A lot of over-hyped AI claims are being thrown around right now. In a lot of cases, leveraging this hype, some individuals make promises they can’t keep, no matter how dedicated or incredibly talented they are as developers. Steve Jobs may have had a so called “reality distortion field,” but that didn’t ever spawn a conscious AI, and neither will these people.

What I do want to describe is how to tell if someone is trying to sell you AI snake oil—bullshit claims on what they can actually achieve in a realistic time and budget. Sure, with infinite resources, I could build you a gold toilet on the moon, but no one has that kind of cash lying around. Shit needs to get done, and the time and material for doing so is finite.

Anything is possible. The only limit is yourself.
Anything is possible. I will make this happen for $412 billion dollars. Please provide in gold bullion so I can melt it down into the toilet of my own secret Swiss bank account.

If you’re approached by someone trying to sell you artificial intelligence-related software, or you read a piece in the popular press about what profession AI will uncannily crush in the next year, these are the questions you should ask. Depending on the answers, you can determine whether they’re bluffing or that they’ve done their homework and are worth taking seriously.

I was originally going to make this one post, but it’s grown too large to fit into one. In this series, each post is centered around a question you should ask when someone wants to do something in the real world with natural language processing, machine learning, or other AI components. These questions are:

Each post will detail what you should expect for an answer. As I write, I might add to or revise some of these questions, so don’t consider this list definitive quite yet.

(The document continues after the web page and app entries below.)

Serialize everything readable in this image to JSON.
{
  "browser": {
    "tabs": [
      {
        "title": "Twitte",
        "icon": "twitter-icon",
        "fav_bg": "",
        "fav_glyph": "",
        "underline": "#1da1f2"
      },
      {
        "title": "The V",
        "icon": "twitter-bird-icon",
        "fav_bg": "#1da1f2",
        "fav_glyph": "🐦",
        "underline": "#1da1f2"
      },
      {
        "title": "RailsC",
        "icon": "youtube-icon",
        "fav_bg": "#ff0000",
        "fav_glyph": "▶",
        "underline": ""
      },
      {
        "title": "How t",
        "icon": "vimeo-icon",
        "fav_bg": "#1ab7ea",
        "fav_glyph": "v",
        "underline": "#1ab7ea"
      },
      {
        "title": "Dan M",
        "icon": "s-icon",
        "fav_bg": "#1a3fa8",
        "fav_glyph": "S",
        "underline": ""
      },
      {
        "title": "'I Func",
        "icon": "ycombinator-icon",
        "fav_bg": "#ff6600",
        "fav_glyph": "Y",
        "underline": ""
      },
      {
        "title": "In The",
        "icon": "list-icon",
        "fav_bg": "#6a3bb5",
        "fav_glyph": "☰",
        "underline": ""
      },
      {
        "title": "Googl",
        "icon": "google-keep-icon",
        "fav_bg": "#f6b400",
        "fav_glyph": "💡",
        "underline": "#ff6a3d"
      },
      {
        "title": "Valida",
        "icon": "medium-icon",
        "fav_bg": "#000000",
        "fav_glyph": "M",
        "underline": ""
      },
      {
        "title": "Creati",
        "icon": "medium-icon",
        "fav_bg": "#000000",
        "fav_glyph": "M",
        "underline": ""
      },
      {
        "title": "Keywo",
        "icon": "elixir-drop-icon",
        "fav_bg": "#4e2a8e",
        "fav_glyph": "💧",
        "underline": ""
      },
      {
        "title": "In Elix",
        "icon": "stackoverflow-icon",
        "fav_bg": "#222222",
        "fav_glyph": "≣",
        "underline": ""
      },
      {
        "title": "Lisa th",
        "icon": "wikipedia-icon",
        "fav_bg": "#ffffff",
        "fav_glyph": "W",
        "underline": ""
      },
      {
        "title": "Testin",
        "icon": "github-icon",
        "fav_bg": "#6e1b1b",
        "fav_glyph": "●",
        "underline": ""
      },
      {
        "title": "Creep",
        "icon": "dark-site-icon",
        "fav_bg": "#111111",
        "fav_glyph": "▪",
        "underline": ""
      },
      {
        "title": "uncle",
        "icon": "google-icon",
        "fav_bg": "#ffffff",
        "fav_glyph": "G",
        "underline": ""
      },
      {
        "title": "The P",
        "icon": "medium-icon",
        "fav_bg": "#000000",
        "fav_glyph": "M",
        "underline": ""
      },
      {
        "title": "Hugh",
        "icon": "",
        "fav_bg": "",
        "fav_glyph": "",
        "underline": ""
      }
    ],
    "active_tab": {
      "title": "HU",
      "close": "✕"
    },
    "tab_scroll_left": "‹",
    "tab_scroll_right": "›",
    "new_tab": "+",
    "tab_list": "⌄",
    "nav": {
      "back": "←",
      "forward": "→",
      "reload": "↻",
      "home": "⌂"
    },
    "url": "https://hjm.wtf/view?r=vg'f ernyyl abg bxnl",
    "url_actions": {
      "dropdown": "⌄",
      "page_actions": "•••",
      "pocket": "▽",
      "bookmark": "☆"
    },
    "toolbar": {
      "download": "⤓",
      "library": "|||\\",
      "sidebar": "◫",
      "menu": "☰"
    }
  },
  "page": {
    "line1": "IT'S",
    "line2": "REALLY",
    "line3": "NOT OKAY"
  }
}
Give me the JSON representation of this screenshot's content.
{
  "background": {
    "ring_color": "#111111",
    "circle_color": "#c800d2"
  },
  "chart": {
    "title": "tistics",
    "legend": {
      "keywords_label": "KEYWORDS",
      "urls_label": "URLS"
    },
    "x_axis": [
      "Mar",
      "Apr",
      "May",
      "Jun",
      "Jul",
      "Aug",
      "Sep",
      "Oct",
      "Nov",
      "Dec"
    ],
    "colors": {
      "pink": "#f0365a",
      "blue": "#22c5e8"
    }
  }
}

All said and done, there are some really great things happening in AI right now; it’s part of why I chose to invest 6 years of my life getting involved in computational linguistics as a field. However, on any big wave of technology, there’s also a big wave of exploitation.  When people exploit the gap in knowledge between researchers and the public with hyperbole, it comes back to hurt those of us who work so hard to actually make shit that works. I hope that these posts can help non-researchers think more critically about AI and provide researchers a way to inform the public without dragging them through the equivalent graduate level coursework.